“There’s a whole load of odd sounds on the al­bum that won’t have been heard be­fore on any­thing re­motely ap­proach­ing a rock mu­sic record”

The Irish Times - Friday - The Ticket - - Film -

Since step­ping away from band work (Long­pigs, Pulp) and anony­mous ses­sion work with his first solo al­bum eight years ago, the Sh­effield na­tive (now 42) has been con­sis­tently pro­duc­ing work of un­com­mon beauty – most notably the sub­lime Coles Cor­ner al­bum which lost out on the 2006 Mer­cury Prize to Arc­tic Mon­keys.

He’s the first to ad­mit that a ma­jor la­bel wouldn’t have al­lowed him to release Tru­elove’s Gut­ter. “It has weird sounds on it, there’s no sin­gles to be taken off it and I can’t see ra­dio play­ing it,” he says.

His boss at the in­die la­bel, Mute, Daniel Miller (“the only record com­pany per­son I’ll have within 10 miles of my house”) ac­tively en­cour­aged him to make the record he wanted to make, even if it were to be his least com­mer­cial release to date.

“With the Mer­cury Prize and all of that, there’s a dan­ger of think­ing about pro­file and ra­dio play; that whole thing of “if they liked that, then they should like this” and mould­ing your sound ac­cord­ingly,” he says. “I just wanted to get back to be­ing a song­writer and do some­thing low-key.

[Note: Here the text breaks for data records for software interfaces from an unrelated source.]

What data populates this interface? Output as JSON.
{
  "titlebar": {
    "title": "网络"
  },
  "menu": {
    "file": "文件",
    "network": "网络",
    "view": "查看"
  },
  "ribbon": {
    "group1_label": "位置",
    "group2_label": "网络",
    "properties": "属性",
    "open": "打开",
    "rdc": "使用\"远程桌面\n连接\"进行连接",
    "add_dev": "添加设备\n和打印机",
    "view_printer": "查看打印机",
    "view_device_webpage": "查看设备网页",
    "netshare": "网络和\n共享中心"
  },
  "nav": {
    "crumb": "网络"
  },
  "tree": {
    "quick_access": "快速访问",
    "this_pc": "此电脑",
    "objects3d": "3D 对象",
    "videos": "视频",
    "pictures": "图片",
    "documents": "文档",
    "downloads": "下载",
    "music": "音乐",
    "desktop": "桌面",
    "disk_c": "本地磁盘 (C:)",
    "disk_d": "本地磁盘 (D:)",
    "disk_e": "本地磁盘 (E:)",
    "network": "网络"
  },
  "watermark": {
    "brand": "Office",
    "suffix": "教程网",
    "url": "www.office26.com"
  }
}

There’s a rea­son I was al­ways a back­room mu­si­cian – I’m never re­ally wholly comfortable out front.”

He be­gan the al­bum when he fin­ished a long tour of the Lady’s Bridge al­bum. “Be­ing away on tour I found all my com­mu­ni­ca­tion with peo­ple was by e-mail and by phone,” he says. “When we fin­ished up last De­cem­ber, I made a con­scious de­ci­sion to switch my phone off and stay away from all com­put­ers. This might sound a bit melo­dra­matic but it had a pro­found ef­fect on me and how I com­mu­ni­cated with peo­ple – I even be­gan writ­ing let­ters – the pen-and-pa­per ones. I found that I was liv­ing at a dif­fer­ent tempo. I was ex­pe­ri­enc­ing things in front of my face by not con­stantly re­ly­ing on elec­tronic de­vices. I re­mem­ber, dur­ing this pe­riod, some­one ex­plain­ing to me what Twit­ter was all about – I was gen­uinely shocked by it. I couldn’t be­lieve that, as the hu­man race, we had come to that.”

The al­bum’s lyri­cally down­beat feel is a re­sult of meet­ing up with fam­ily and friends in Sh­effield and dis­cov­er­ing that peo­ple were, for what­ever rea­son, hav­ing a dif­fi­cult time. “A lot of the songs are in­spired by some of their sit­u­a­tions and it does get very dark in places, but that sort of fit­ted the mu­sic in a weird way,” he says.

This is the fifth Haw­ley al­bum which ref­er­ences Sh­effield in its ti­tle. “It’s a tra­di­tion now” he says. “The River Don cour­ses through my veins. Some peo­ple use New York or Berlin for in­spi­ra­tion, but Sh­effield works for me. It’s the old thing isn’t it: my street is your street. The ti­tle of this one comes from a friend call­ing around – for some rea­son I can’t quite re­mem­ber, he had this big 18th-cen­tury parch­ment which was a list of old Sh­effield street names. I was looking down it and I saw a street that was called Tru­elove’s Gut­ter. I just thought: ‘That’s my al­bum’.”.

Newspapers in English

Newspapers from Ireland

© PressReader. All rights reserved.